'The fact that defendant may now assert his Fifth Amendment rights and avoid criminal conviction for gambling tax violations does not in our view serve to invalidate this lawful search and seizure.' post, p. 1030.
The issue in this case, however, is not whether this was a lawful search and seizure, or whether the Fifth Amendment invalidates it. The search and seizure was clearly reasonable and lawful under the Fourth Amendment, having been supported by a finding of probable cause of violation of the tax laws. Furthermore, in this Circuit, as well as in the Fourth Circuit, such property may be confiscated and the Government may sue for payment of the taxes. United States v. One 1965 Buick, 397 F.2d 782 (6th Cir. 1968). Accord, Washington v. United States, 402 F.2d 3 (4th Cir. 1968). Contra, United States v. United States Coin & Currency in Amount of $8,674.00, 393 F.2d 499 (7th Cir. 1968), cert. granted 393 U.S. 949, 89 S.Ct. 375, 21 L.Ed.2d 361, reargument granted, 395 U.S. 918, 89 S.Ct. 1768 (1969). Moreover, the issue in this case is not whether the wagering taxes are civilly enforceable, as those cases hold. It is whether property seized for their violation must be suppressed in a criminal prosecution under another statute. I believe it must. Silbert v. United States, 282 F.Supp. 635, 645-648 (D.Md.1968). Stated somewhat differently, the issue is whether 'those who properly assert the constitutional privilege as to these (wagering tax) provisions may * * * be criminally punished for failure to comply with their requirements.' The United States Supreme Court thinks not. Marchetti v. United States, 390 U.S. 39, 61, 88 S.Ct. 697, 709 (1968).
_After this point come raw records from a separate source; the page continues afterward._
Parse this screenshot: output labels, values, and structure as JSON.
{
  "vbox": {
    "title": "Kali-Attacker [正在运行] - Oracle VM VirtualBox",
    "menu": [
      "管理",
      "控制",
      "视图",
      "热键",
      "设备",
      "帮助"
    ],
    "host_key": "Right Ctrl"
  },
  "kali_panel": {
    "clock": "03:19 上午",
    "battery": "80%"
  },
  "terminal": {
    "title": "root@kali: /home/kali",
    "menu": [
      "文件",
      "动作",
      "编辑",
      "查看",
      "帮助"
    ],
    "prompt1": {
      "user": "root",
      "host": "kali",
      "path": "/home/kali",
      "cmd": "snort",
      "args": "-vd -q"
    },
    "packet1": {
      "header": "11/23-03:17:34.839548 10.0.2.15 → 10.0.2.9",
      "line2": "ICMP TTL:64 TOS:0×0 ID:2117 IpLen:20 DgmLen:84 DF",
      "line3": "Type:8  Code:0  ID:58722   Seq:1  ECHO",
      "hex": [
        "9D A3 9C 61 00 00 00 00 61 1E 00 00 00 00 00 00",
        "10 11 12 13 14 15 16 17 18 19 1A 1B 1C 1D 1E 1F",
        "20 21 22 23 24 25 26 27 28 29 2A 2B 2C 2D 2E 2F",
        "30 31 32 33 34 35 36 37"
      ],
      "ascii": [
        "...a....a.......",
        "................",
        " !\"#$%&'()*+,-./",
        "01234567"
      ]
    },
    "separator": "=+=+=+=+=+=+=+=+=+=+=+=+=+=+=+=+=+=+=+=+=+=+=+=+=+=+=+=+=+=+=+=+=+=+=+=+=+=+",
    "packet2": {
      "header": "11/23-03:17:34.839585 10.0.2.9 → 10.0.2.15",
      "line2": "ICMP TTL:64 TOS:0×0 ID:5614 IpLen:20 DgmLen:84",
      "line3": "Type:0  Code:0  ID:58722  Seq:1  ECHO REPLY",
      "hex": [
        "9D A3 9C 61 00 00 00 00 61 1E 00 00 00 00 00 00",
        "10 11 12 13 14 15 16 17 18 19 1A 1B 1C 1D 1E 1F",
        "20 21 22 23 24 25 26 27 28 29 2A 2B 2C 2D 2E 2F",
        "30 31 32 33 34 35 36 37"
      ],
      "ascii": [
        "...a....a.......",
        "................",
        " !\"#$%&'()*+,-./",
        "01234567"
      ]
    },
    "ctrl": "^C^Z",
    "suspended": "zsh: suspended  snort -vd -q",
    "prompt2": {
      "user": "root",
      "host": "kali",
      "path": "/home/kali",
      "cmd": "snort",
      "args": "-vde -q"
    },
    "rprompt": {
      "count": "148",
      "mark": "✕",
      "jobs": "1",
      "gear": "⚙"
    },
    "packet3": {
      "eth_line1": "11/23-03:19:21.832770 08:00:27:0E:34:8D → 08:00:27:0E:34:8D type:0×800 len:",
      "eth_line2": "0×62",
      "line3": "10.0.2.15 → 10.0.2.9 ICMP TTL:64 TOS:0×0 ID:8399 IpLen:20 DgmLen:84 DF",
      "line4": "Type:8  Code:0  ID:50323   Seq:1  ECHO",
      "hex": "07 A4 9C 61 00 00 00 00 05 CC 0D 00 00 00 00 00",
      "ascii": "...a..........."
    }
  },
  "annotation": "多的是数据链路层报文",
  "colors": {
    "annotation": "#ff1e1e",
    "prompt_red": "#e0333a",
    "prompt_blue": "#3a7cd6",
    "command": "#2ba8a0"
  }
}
I would affirm the District Court's suppression order.
Honorable Timothy S. Hogan, United States District Judge for the Southern District of Ohio, sitting by designation